Obama's in China this week, and green issues are high on the agenda. As Daniel noted earlier, US and China struck a deal on renewable energy information sharing--some pretty good news on the heels of the more depressing announcement that a global climate treaty is officially out of reach at Copenhagen. But that was only the tip of the iceberg--the two giant greenhouse gas spewing nations have agreed on a broader plan for the future of clean energy. Here's what it entails. According to a release from the White House, the seven tiered plan focuses on implementing clean energy and reducing emissions via natural gas and carbon capture tech development. Here's the whole plan:
- 1. U.S.-China Clean Energy Research Center. The two Presidents announced the establishment of the U.S.-China Clean Energy Research Center. The Center will facilitate joint research and development of clean energy technologies by teams of scientists and engineers from the United States and China, as well as serve as a clearinghouse to help researchers in each country. The Center will be supported by public and private funding of at least $150 million over five years, split evenly between the two countries. Initial research priorities will be building energy efficiency, clean coal including carbon capture and storage, and clean vehicles.
- U.S.-China Electric Vehicles Initiative. The two Presidents announced the launch of the U.S.-China Electric Vehicles Initiative. Building on the first-ever US-China Electric Vehicle Forum in September 2009, the initiative will include joint standards development, demonstration projects in more than a dozen cities, technical roadmapping and public education projects. The two leaders emphasized their countries' strong shared interest in accelerating the deployment of electric vehicles in order to reduce oil dependence, cut greenhouse gas emissions and promote economic growth.
- U.S. China Energy Efficiency Action Plan. The two Presidents announced the launch of a new U.S.-China Energy Efficiency Action Plan. Under the new plan, the two countries will work together to improve the energy efficiency of buildings, industrial facilities, and consumer appliances. U.S. and Chinese officials will work together and with the private sector to develop energy efficient building codes and rating systems, benchmark industrial energy efficiency, train building inspectors and energy efficiency auditors for industrial facilities, harmonize test procedures and performance metrics for energy efficient consumer products, exchange best practices in energy efficient labeling systems, and convene a new U.S.-China Energy Efficiency Forum to be held annually, rotating between the two countries.
- U.S. China Renewable Energy Partnership. The two Presidents announced the launch of a new U.S.-China Renewable Energy Partnership. Under the Partnership, the two countries will develop roadmaps for wide-spread renewable energy deployment in both countries. The Partnership will also provide technical and analytical resources to states and regions in both countries to support renewable energy deployment and will facilitate state-to-state and region-to-region partnerships to share experience and best practices. A new Advanced Grid Working Group will bring together U.S. and Chinese policymakers, regulators, industry leaders, and civil society to develop strategies for grid modernization in both countries. A new U.S.-China Renewable Energy Forum will be held annually, rotating between the two countries.

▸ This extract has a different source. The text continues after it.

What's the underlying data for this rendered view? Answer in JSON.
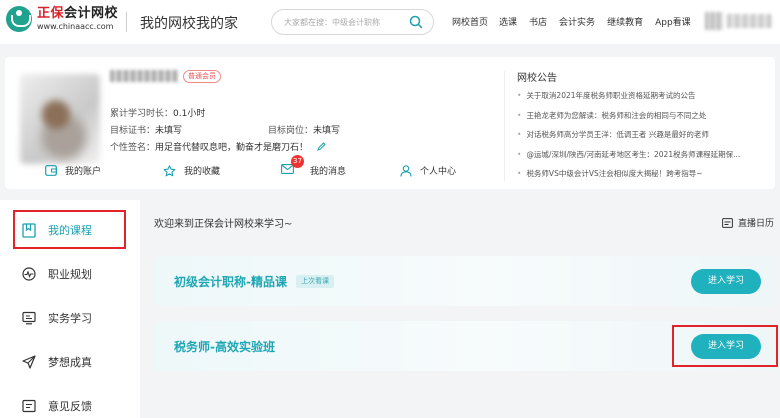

- 21st Century Coal. The two Presidents pledged to promote cooperation on cleaner uses of coal, including large-scale carbon capture and storage (CCS) demonstration projects. Through the new U.S.-China Clean Energy Research Center, the two countries are launching a program of technical cooperation to bring teams of U.S. and Chinese scientists and engineers together in developing clean coal and CCS technologies. The two governments are also actively engaging industry, academia, and civil society in advancing clean coal and CCS solutions.
- Shale Gas Initiative. The two Presidents announced the launch of a new U.S.-China Shale Gas Resource Initiative. Under the Initiative, the U.S. and China will use experience gained in the United States to assess China's shale gas potential, promote environmentally-sustainable development of shale gas resources, conduct joint technical studies to accelerate development of shale gas resources in China, and promote shale gas investment in China through the U.S.-China Oil and Gas Industry Forum, study tours, and workshops.
- U.S. China Energy Cooperation Program. The two Presidents announced the establishment of the U.S.-China Energy Cooperation Program. The program will leverage private sector resources for project development work in China across a broad array of clean energy projects, to the benefit of both nations. More than 22 companies are founding members of the program. The ECP will include collaborative projects on renewable energy, smart grid, clean transportation, green building, clean coal, combined heat and power, and energy efficiency.
'Tis quite a plan, and there's a lot there. But some are already saying it's too vague and meek. What do you think?